(Component data from apps and pages)
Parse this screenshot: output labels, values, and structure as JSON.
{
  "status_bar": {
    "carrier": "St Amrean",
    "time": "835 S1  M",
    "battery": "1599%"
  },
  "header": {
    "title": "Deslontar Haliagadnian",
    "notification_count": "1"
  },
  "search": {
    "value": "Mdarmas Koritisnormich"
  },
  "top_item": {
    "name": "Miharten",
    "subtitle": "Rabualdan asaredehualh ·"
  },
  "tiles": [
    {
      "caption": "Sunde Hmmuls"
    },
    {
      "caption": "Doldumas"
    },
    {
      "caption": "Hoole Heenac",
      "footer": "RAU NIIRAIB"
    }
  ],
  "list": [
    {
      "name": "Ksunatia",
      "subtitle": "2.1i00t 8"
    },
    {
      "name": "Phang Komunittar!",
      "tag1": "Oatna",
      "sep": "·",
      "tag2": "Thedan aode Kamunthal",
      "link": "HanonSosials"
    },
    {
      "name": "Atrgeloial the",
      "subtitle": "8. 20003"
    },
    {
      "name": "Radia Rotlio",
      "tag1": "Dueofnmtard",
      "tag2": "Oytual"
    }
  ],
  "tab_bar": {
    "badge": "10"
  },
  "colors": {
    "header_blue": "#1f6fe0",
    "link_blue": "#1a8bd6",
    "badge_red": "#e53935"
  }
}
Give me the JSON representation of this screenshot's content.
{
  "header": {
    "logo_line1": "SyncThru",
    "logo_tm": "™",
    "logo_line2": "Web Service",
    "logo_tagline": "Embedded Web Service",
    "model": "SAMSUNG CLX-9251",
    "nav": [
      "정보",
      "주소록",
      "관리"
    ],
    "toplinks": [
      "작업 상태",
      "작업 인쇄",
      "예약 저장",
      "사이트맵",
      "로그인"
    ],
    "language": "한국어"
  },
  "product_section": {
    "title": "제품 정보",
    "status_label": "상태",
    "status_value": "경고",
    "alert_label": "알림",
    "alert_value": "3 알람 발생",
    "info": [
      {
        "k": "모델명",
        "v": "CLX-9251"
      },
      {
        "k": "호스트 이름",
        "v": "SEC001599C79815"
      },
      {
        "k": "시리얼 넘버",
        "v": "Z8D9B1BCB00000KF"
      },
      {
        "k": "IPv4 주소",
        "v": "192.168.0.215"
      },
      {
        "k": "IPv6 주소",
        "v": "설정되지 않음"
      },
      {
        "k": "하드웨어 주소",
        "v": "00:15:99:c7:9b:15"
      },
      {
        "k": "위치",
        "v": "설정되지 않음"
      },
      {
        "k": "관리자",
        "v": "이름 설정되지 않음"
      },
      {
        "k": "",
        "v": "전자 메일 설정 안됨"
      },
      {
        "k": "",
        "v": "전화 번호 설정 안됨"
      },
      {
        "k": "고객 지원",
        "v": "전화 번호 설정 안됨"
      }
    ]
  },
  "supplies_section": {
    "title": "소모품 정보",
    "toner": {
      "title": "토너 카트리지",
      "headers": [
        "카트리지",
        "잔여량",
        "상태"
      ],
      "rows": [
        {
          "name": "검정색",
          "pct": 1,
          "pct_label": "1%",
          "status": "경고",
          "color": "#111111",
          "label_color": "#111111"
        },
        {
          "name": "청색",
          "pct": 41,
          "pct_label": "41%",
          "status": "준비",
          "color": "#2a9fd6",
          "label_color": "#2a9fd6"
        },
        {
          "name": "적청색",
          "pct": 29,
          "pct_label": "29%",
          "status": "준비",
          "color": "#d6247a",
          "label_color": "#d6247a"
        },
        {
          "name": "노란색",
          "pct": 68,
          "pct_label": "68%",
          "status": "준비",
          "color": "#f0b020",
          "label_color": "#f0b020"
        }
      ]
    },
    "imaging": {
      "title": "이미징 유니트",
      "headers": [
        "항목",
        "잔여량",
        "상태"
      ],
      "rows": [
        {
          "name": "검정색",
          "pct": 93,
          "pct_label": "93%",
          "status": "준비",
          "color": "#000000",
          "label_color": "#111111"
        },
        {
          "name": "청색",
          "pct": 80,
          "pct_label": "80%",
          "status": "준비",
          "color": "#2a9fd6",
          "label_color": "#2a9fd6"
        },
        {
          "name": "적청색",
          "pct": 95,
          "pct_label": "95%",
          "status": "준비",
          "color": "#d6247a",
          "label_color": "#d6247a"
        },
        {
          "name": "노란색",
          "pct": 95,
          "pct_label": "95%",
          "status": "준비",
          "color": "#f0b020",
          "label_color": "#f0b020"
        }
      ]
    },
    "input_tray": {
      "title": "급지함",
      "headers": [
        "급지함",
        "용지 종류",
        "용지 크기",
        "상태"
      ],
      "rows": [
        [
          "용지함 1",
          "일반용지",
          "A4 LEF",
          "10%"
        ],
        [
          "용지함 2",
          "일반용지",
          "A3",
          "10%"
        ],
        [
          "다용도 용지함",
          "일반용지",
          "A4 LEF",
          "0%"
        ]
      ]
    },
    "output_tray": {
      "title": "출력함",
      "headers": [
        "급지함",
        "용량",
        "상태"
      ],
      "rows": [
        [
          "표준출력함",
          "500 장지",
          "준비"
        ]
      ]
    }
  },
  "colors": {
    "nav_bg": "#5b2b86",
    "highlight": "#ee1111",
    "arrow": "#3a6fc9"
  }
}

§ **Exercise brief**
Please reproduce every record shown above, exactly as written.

§ **Solution to the exercise**
Parse this screenshot: output labels, values, and structure as JSON.
{
  "status_bar": {
    "carrier": "St Amrean",
    "time": "835 S1  M",
    "battery": "1599%"
  },
  "header": {
    "title": "Deslontar Haliagadnian",
    "notification_count": "1"
  },
  "search": {
    "value": "Mdarmas Koritisnormich"
  },
  "top_item": {
    "name": "Miharten",
    "subtitle": "Rabualdan asaredehualh ·"
  },
  "tiles": [
    {
      "caption": "Sunde Hmmuls"
    },
    {
      "caption": "Doldumas"
    },
    {
      "caption": "Hoole Heenac",
      "footer": "RAU NIIRAIB"
    }
  ],
  "list": [
    {
      "name": "Ksunatia",
      "subtitle": "2.1i00t 8"
    },
    {
      "name": "Phang Komunittar!",
      "tag1": "Oatna",
      "sep": "·",
      "tag2": "Thedan aode Kamunthal",
      "link": "HanonSosials"
    },
    {
      "name": "Atrgeloial the",
      "subtitle": "8. 20003"
    },
    {
      "name": "Radia Rotlio",
      "tag1": "Dueofnmtard",
      "tag2": "Oytual"
    }
  ],
  "tab_bar": {
    "badge": "10"
  },
  "colors": {
    "header_blue": "#1f6fe0",
    "link_blue": "#1a8bd6",
    "badge_red": "#e53935"
  }
}
Give me the JSON representation of this screenshot's content.
{
  "header": {
    "logo_line1": "SyncThru",
    "logo_tm": "™",
    "logo_line2": "Web Service",
    "logo_tagline": "Embedded Web Service",
    "model": "SAMSUNG CLX-9251",
    "nav": [
      "정보",
      "주소록",
      "관리"
    ],
    "toplinks": [
      "작업 상태",
      "작업 인쇄",
      "예약 저장",
      "사이트맵",
      "로그인"
    ],
    "language": "한국어"
  },
  "product_section": {
    "title": "제품 정보",
    "status_label": "상태",
    "status_value": "경고",
    "alert_label": "알림",
    "alert_value": "3 알람 발생",
    "info": [
      {
        "k": "모델명",
        "v": "CLX-9251"
      },
      {
        "k": "호스트 이름",
        "v": "SEC001599C79815"
      },
      {
        "k": "시리얼 넘버",
        "v": "Z8D9B1BCB00000KF"
      },
      {
        "k": "IPv4 주소",
        "v": "192.168.0.215"
      },
      {
        "k": "IPv6 주소",
        "v": "설정되지 않음"
      },
      {
        "k": "하드웨어 주소",
        "v": "00:15:99:c7:9b:15"
      },
      {
        "k": "위치",
        "v": "설정되지 않음"
      },
      {
        "k": "관리자",
        "v": "이름 설정되지 않음"
      },
      {
        "k": "",
        "v": "전자 메일 설정 안됨"
      },
      {
        "k": "",
        "v": "전화 번호 설정 안됨"
      },
      {
        "k": "고객 지원",
        "v": "전화 번호 설정 안됨"
      }
    ]
  },
  "supplies_section": {
    "title": "소모품 정보",
    "toner": {
      "title": "토너 카트리지",
      "headers": [
        "카트리지",
        "잔여량",
        "상태"
      ],
      "rows": [
        {
          "name": "검정색",
          "pct": 1,
          "pct_label": "1%",
          "status": "경고",
          "color": "#111111",
          "label_color": "#111111"
        },
        {
          "name": "청색",
          "pct": 41,
          "pct_label": "41%",
          "status": "준비",
          "color": "#2a9fd6",
          "label_color": "#2a9fd6"
        },
        {
          "name": "적청색",
          "pct": 29,
          "pct_label": "29%",
          "status": "준비",
          "color": "#d6247a",
          "label_color": "#d6247a"
        },
        {
          "name": "노란색",
          "pct": 68,
          "pct_label": "68%",
          "status": "준비",
          "color": "#f0b020",
          "label_color": "#f0b020"
        }
      ]
    },
    "imaging": {
      "title": "이미징 유니트",
      "headers": [
        "항목",
        "잔여량",
        "상태"
      ],
      "rows": [
        {
          "name": "검정색",
          "pct": 93,
          "pct_label": "93%",
          "status": "준비",
          "color": "#000000",
          "label_color": "#111111"
        },
        {
          "name": "청색",
          "pct": 80,
          "pct_label": "80%",
          "status": "준비",
          "color": "#2a9fd6",
          "label_color": "#2a9fd6"
        },
        {
          "name": "적청색",
          "pct": 95,
          "pct_label": "95%",
          "status": "준비",
          "color": "#d6247a",
          "label_color": "#d6247a"
        },
        {
          "name": "노란색",
          "pct": 95,
          "pct_label": "95%",
          "status": "준비",
          "color": "#f0b020",
          "label_color": "#f0b020"
        }
      ]
    },
    "input_tray": {
      "title": "급지함",
      "headers": [
        "급지함",
        "용지 종류",
        "용지 크기",
        "상태"
      ],
      "rows": [
        [
          "용지함 1",
          "일반용지",
          "A4 LEF",
          "10%"
        ],
        [
          "용지함 2",
          "일반용지",
          "A3",
          "10%"
        ],
        [
          "다용도 용지함",
          "일반용지",
          "A4 LEF",
          "0%"
        ]
      ]
    },
    "output_tray": {
      "title": "출력함",
      "headers": [
        "급지함",
        "용량",
        "상태"
      ],
      "rows": [
        [
          "표준출력함",
          "500 장지",
          "준비"
        ]
      ]
    }
  },
  "colors": {
    "nav_bg": "#5b2b86",
    "highlight": "#ee1111",
    "arrow": "#3a6fc9"
  }
}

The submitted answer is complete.